We spent the rest of the day walking around town. I had learned a lot about photography from Phillip, as it was him who pushed me to buy my first DSLR camera three years before. I was looking forward to this trip with him to see how he approaches strangers and what kind of photos he takes. We walked around the market and started asking random photogenic locals for pictures. We also bought a bag of khat, a mild stimulant plant leaf that every man seems to be chewing in the country. The locals were amazed to see us try it, and many of them invited us to sit down and chat with them. Few spoke English, but French is one of the official languages, and Phillip can speak a little of that. I found this whole experience very rewarding. I had read about how much of a shithole Djibouti City was, but I felt pretty safe walking around with my camera in my hand, and while there were a few people who were begging for money, the large majority were either very friendly, or indifferent towards us.
The food is a mix of Middle Eastern and French. As an example, a shawarma is made with French bread. Alcohol is available in a few places, but it’s pretty pricey.
At 6am the following day, we boarded a Toyota Land Cruiser and made our way to Lac Assal. The road for 90% of the way was paved and in good condition, but it’s only a 2-lane road and it is used by a lot of trucks transporting goods to and from Ethiopia. It took about two hours to cover 115 km. There’s a few villages on the way there, but the landscape is very barren. I don’t know how people can survive in places like this, as it is extremely hot and dry due to the punishing sun. There are no river or water streams around, so nothing grows there except a few bushes and some inedible plants. People live in huts made of stones, or in tents.
Lac Assal is known to be the saltiest lake in the world. At 155 meters below sea level, it is also the lowest point in Africa. It is a nice place to visit, but definitely not worth 360 USD, even if split three-way. Aside from a few nice vantage points, there was not much else to see.
The day after visiting the lake, we boarded a plane to Hargeisa, Somaliland. It was a short and expensive visit ($352 for 3 nights per person, not including flights), but I was happy to have had my first introduction to Africa in Djibouti.
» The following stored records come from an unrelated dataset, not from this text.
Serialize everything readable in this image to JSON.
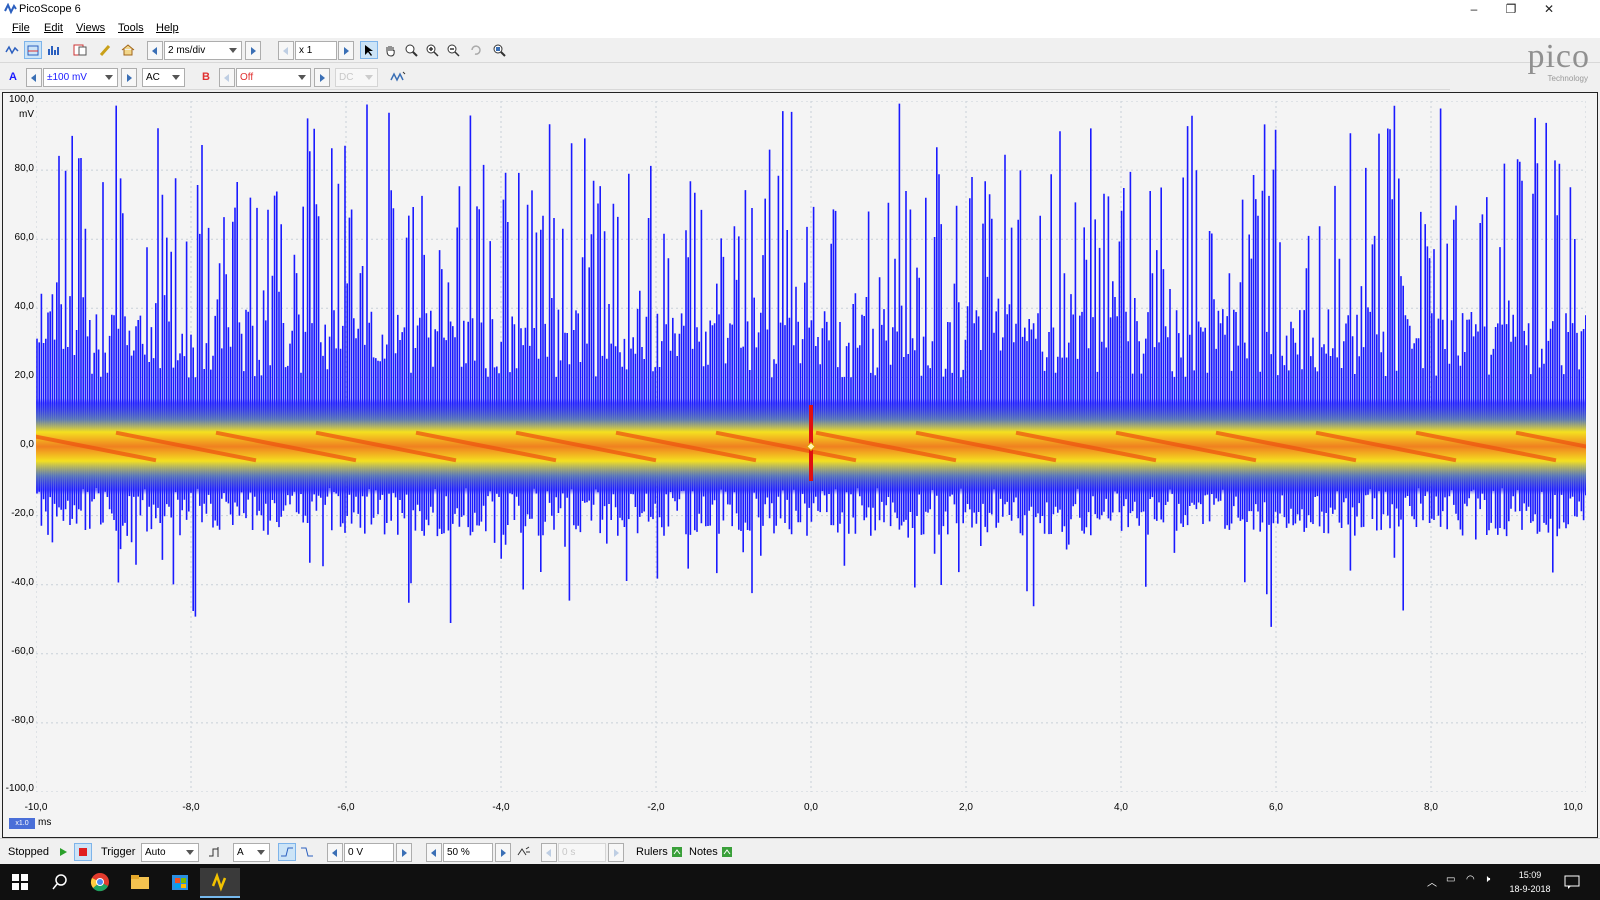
{
  "window": {
    "title": "PicoScope 6",
    "controls": [
      "–",
      "❐",
      "✕"
    ]
  },
  "menu": [
    "File",
    "Edit",
    "Views",
    "Tools",
    "Help"
  ],
  "toolbar1": {
    "timebase": "2 ms/div",
    "zoom_factor": "x 1"
  },
  "toolbar2": {
    "channel_a": "A",
    "range_a": "±100 mV",
    "coupling_a": "AC",
    "channel_b": "B",
    "range_b": "Off",
    "coupling_b": "DC"
  },
  "logo": {
    "word": "pico",
    "sub": "Technology"
  },
  "scope": {
    "y_ticks": [
      "100,0",
      "80,0",
      "60,0",
      "40,0",
      "20,0",
      "0,0",
      "-20,0",
      "-40,0",
      "-60,0",
      "-80,0",
      "-100,0"
    ],
    "y_unit": "mV",
    "x_ticks": [
      "-10,0",
      "-8,0",
      "-6,0",
      "-4,0",
      "-2,0",
      "0,0",
      "2,0",
      "4,0",
      "6,0",
      "8,0",
      "10,0"
    ],
    "x_unit": "ms",
    "x_scale_badge": "x1.0"
  },
  "chart_data": {
    "type": "line",
    "xlabel": "ms",
    "ylabel": "mV",
    "xlim": [
      -10,
      10
    ],
    "ylim": [
      -100,
      100
    ],
    "grid": true,
    "series": [
      {
        "name": "A",
        "color": "#1a1aff"
      }
    ]
  },
  "status": {
    "state": "Stopped",
    "trigger_label": "Trigger",
    "trigger_mode": "Auto",
    "trigger_channel": "A",
    "threshold": "0 V",
    "pretrigger": "50 %",
    "delay": "0 s",
    "rulers": "Rulers",
    "notes": "Notes"
  },
  "taskbar": {
    "time": "15:09",
    "date": "18-9-2018"
  }
}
On the way to the airport we took one last taxi ride. It only cost us 6 USD. We had finally found a driver who didn’t try to rip us off.